BEGIN Supplied material

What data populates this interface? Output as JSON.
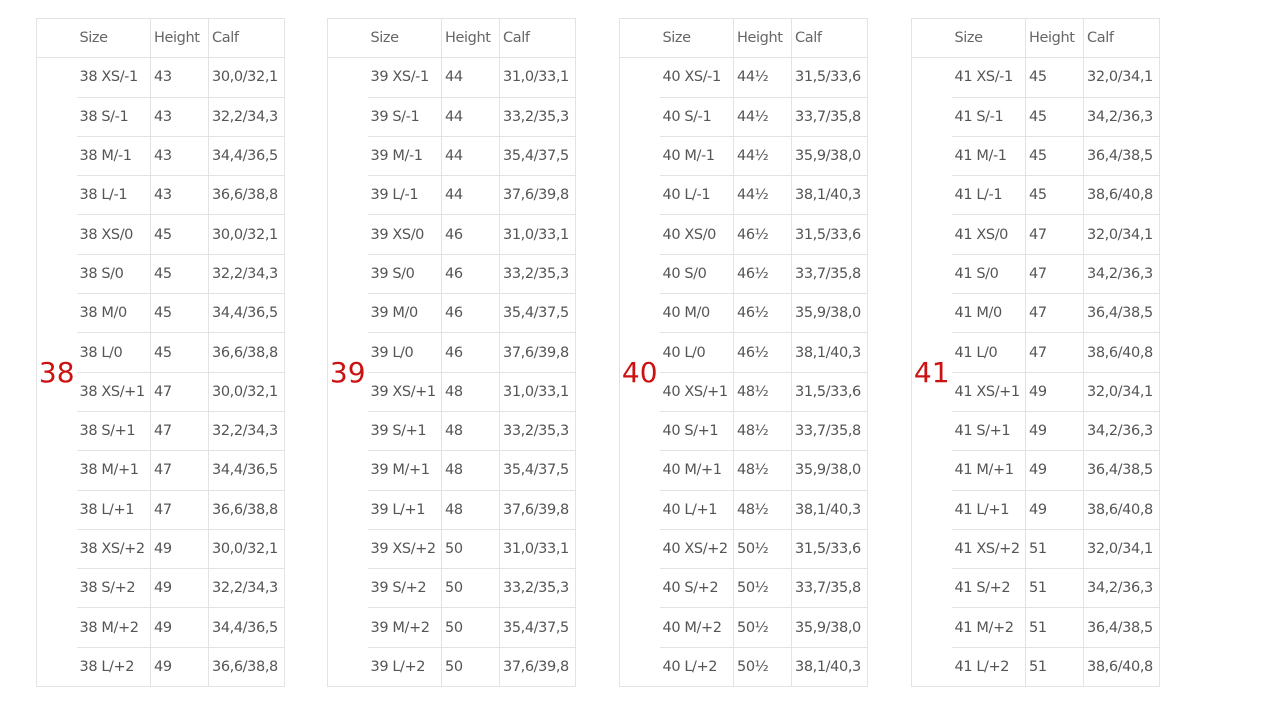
{
  "headers": [
    "Size",
    "Height",
    "Calf"
  ],
  "accent_color": "#cc1111",
  "groups": [
    {
      "label": "38",
      "rows": [
        [
          "38 XS/-1",
          "43",
          "30,0/32,1"
        ],
        [
          "38 S/-1",
          "43",
          "32,2/34,3"
        ],
        [
          "38 M/-1",
          "43",
          "34,4/36,5"
        ],
        [
          "38 L/-1",
          "43",
          "36,6/38,8"
        ],
        [
          "38 XS/0",
          "45",
          "30,0/32,1"
        ],
        [
          "38 S/0",
          "45",
          "32,2/34,3"
        ],
        [
          "38 M/0",
          "45",
          "34,4/36,5"
        ],
        [
          "38 L/0",
          "45",
          "36,6/38,8"
        ],
        [
          "38 XS/+1",
          "47",
          "30,0/32,1"
        ],
        [
          "38 S/+1",
          "47",
          "32,2/34,3"
        ],
        [
          "38 M/+1",
          "47",
          "34,4/36,5"
        ],
        [
          "38 L/+1",
          "47",
          "36,6/38,8"
        ],
        [
          "38 XS/+2",
          "49",
          "30,0/32,1"
        ],
        [
          "38 S/+2",
          "49",
          "32,2/34,3"
        ],
        [
          "38 M/+2",
          "49",
          "34,4/36,5"
        ],
        [
          "38 L/+2",
          "49",
          "36,6/38,8"
        ]
      ]
    },
    {
      "label": "39",
      "rows": [
        [
          "39 XS/-1",
          "44",
          "31,0/33,1"
        ],
        [
          "39 S/-1",
          "44",
          "33,2/35,3"
        ],
        [
          "39 M/-1",
          "44",
          "35,4/37,5"
        ],
        [
          "39 L/-1",
          "44",
          "37,6/39,8"
        ],
        [
          "39 XS/0",
          "46",
          "31,0/33,1"
        ],
        [
          "39 S/0",
          "46",
          "33,2/35,3"
        ],
        [
          "39 M/0",
          "46",
          "35,4/37,5"
        ],
        [
          "39 L/0",
          "46",
          "37,6/39,8"
        ],
        [
          "39 XS/+1",
          "48",
          "31,0/33,1"
        ],
        [
          "39 S/+1",
          "48",
          "33,2/35,3"
        ],
        [
          "39 M/+1",
          "48",
          "35,4/37,5"
        ],
        [
          "39 L/+1",
          "48",
          "37,6/39,8"
        ],
        [
          "39 XS/+2",
          "50",
          "31,0/33,1"
        ],
        [
          "39 S/+2",
          "50",
          "33,2/35,3"
        ],
        [
          "39 M/+2",
          "50",
          "35,4/37,5"
        ],
        [
          "39 L/+2",
          "50",
          "37,6/39,8"
        ]
      ]
    },
    {
      "label": "40",
      "rows": [
        [
          "40 XS/-1",
          "44½",
          "31,5/33,6"
        ],
        [
          "40 S/-1",
          "44½",
          "33,7/35,8"
        ],
        [
          "40 M/-1",
          "44½",
          "35,9/38,0"
        ],
        [
          "40 L/-1",
          "44½",
          "38,1/40,3"
        ],
        [
          "40 XS/0",
          "46½",
          "31,5/33,6"
        ],
        [
          "40 S/0",
          "46½",
          "33,7/35,8"
        ],
        [
          "40 M/0",
          "46½",
          "35,9/38,0"
        ],
        [
          "40 L/0",
          "46½",
          "38,1/40,3"
        ],
        [
          "40 XS/+1",
          "48½",
          "31,5/33,6"
        ],
        [
          "40 S/+1",
          "48½",
          "33,7/35,8"
        ],
        [
          "40 M/+1",
          "48½",
          "35,9/38,0"
        ],
        [
          "40 L/+1",
          "48½",
          "38,1/40,3"
        ],
        [
          "40 XS/+2",
          "50½",
          "31,5/33,6"
        ],
        [
          "40 S/+2",
          "50½",
          "33,7/35,8"
        ],
        [
          "40 M/+2",
          "50½",
          "35,9/38,0"
        ],
        [
          "40 L/+2",
          "50½",
          "38,1/40,3"
        ]
      ]
    },
    {
      "label": "41",
      "rows": [
        [
          "41 XS/-1",
          "45",
          "32,0/34,1"
        ],
        [
          "41 S/-1",
          "45",
          "34,2/36,3"
        ],
        [
          "41 M/-1",
          "45",
          "36,4/38,5"
        ],
        [
          "41 L/-1",
          "45",
          "38,6/40,8"
        ],
        [
          "41 XS/0",
          "47",
          "32,0/34,1"
        ],
        [
          "41 S/0",
          "47",
          "34,2/36,3"
        ],
        [
          "41 M/0",
          "47",
          "36,4/38,5"
        ],
        [
          "41 L/0",
          "47",
          "38,6/40,8"
        ],
        [
          "41 XS/+1",
          "49",
          "32,0/34,1"
        ],
        [
          "41 S/+1",
          "49",
          "34,2/36,3"
        ],
        [
          "41 M/+1",
          "49",
          "36,4/38,5"
        ],
        [
          "41 L/+1",
          "49",
          "38,6/40,8"
        ],
        [
          "41 XS/+2",
          "51",
          "32,0/34,1"
        ],
        [
          "41 S/+2",
          "51",
          "34,2/36,3"
        ],
        [
          "41 M/+2",
          "51",
          "36,4/38,5"
        ],
        [
          "41 L/+2",
          "51",
          "38,6/40,8"
        ]
      ]
    }
  ]
}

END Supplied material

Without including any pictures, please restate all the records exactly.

**Answer for the task**
What data populates this interface? Output as JSON.
{
  "headers": [
    "Size",
    "Height",
    "Calf"
  ],
  "accent_color": "#cc1111",
  "groups": [
    {
      "label": "38",
      "rows": [
        [
          "38 XS/-1",
          "43",
          "30,0/32,1"
        ],
        [
          "38 S/-1",
          "43",
          "32,2/34,3"
        ],
        [
          "38 M/-1",
          "43",
          "34,4/36,5"
        ],
        [
          "38 L/-1",
          "43",
          "36,6/38,8"
        ],
        [
          "38 XS/0",
          "45",
          "30,0/32,1"
        ],
        [
          "38 S/0",
          "45",
          "32,2/34,3"
        ],
        [
          "38 M/0",
          "45",
          "34,4/36,5"
        ],
        [
          "38 L/0",
          "45",
          "36,6/38,8"
        ],
        [
          "38 XS/+1",
          "47",
          "30,0/32,1"
        ],
        [
          "38 S/+1",
          "47",
          "32,2/34,3"
        ],
        [
          "38 M/+1",
          "47",
          "34,4/36,5"
        ],
        [
          "38 L/+1",
          "47",
          "36,6/38,8"
        ],
        [
          "38 XS/+2",
          "49",
          "30,0/32,1"
        ],
        [
          "38 S/+2",
          "49",
          "32,2/34,3"
        ],
        [
          "38 M/+2",
          "49",
          "34,4/36,5"
        ],
        [
          "38 L/+2",
          "49",
          "36,6/38,8"
        ]
      ]
    },
    {
      "label": "39",
      "rows": [
        [
          "39 XS/-1",
          "44",
          "31,0/33,1"
        ],
        [
          "39 S/-1",
          "44",
          "33,2/35,3"
        ],
        [
          "39 M/-1",
          "44",
          "35,4/37,5"
        ],
        [
          "39 L/-1",
          "44",
          "37,6/39,8"
        ],
        [
          "39 XS/0",
          "46",
          "31,0/33,1"
        ],
        [
          "39 S/0",
          "46",
          "33,2/35,3"
        ],
        [
          "39 M/0",
          "46",
          "35,4/37,5"
        ],
        [
          "39 L/0",
          "46",
          "37,6/39,8"
        ],
        [
          "39 XS/+1",
          "48",
          "31,0/33,1"
        ],
        [
          "39 S/+1",
          "48",
          "33,2/35,3"
        ],
        [
          "39 M/+1",
          "48",
          "35,4/37,5"
        ],
        [
          "39 L/+1",
          "48",
          "37,6/39,8"
        ],
        [
          "39 XS/+2",
          "50",
          "31,0/33,1"
        ],
        [
          "39 S/+2",
          "50",
          "33,2/35,3"
        ],
        [
          "39 M/+2",
          "50",
          "35,4/37,5"
        ],
        [
          "39 L/+2",
          "50",
          "37,6/39,8"
        ]
      ]
    },
    {
      "label": "40",
      "rows": [
        [
          "40 XS/-1",
          "44½",
          "31,5/33,6"
        ],
        [
          "40 S/-1",
          "44½",
          "33,7/35,8"
        ],
        [
          "40 M/-1",
          "44½",
          "35,9/38,0"
        ],
        [
          "40 L/-1",
          "44½",
          "38,1/40,3"
        ],
        [
          "40 XS/0",
          "46½",
          "31,5/33,6"
        ],
        [
          "40 S/0",
          "46½",
          "33,7/35,8"
        ],
        [
          "40 M/0",
          "46½",
          "35,9/38,0"
        ],
        [
          "40 L/0",
          "46½",
          "38,1/40,3"
        ],
        [
          "40 XS/+1",
          "48½",
          "31,5/33,6"
        ],
        [
          "40 S/+1",
          "48½",
          "33,7/35,8"
        ],
        [
          "40 M/+1",
          "48½",
          "35,9/38,0"
        ],
        [
          "40 L/+1",
          "48½",
          "38,1/40,3"
        ],
        [
          "40 XS/+2",
          "50½",
          "31,5/33,6"
        ],
        [
          "40 S/+2",
          "50½",
          "33,7/35,8"
        ],
        [
          "40 M/+2",
          "50½",
          "35,9/38,0"
        ],
        [
          "40 L/+2",
          "50½",
          "38,1/40,3"
        ]
      ]
    },
    {
      "label": "41",
      "rows": [
        [
          "41 XS/-1",
          "45",
          "32,0/34,1"
        ],
        [
          "41 S/-1",
          "45",
          "34,2/36,3"
        ],
        [
          "41 M/-1",
          "45",
          "36,4/38,5"
        ],
        [
          "41 L/-1",
          "45",
          "38,6/40,8"
        ],
        [
          "41 XS/0",
          "47",
          "32,0/34,1"
        ],
        [
          "41 S/0",
          "47",
          "34,2/36,3"
        ],
        [
          "41 M/0",
          "47",
          "36,4/38,5"
        ],
        [
          "41 L/0",
          "47",
          "38,6/40,8"
        ],
        [
          "41 XS/+1",
          "49",
          "32,0/34,1"
        ],
        [
          "41 S/+1",
          "49",
          "34,2/36,3"
        ],
        [
          "41 M/+1",
          "49",
          "36,4/38,5"
        ],
        [
          "41 L/+1",
          "49",
          "38,6/40,8"
        ],
        [
          "41 XS/+2",
          "51",
          "32,0/34,1"
        ],
        [
          "41 S/+2",
          "51",
          "34,2/36,3"
        ],
        [
          "41 M/+2",
          "51",
          "36,4/38,5"
        ],
        [
          "41 L/+2",
          "51",
          "38,6/40,8"
        ]
      ]
    }
  ]
}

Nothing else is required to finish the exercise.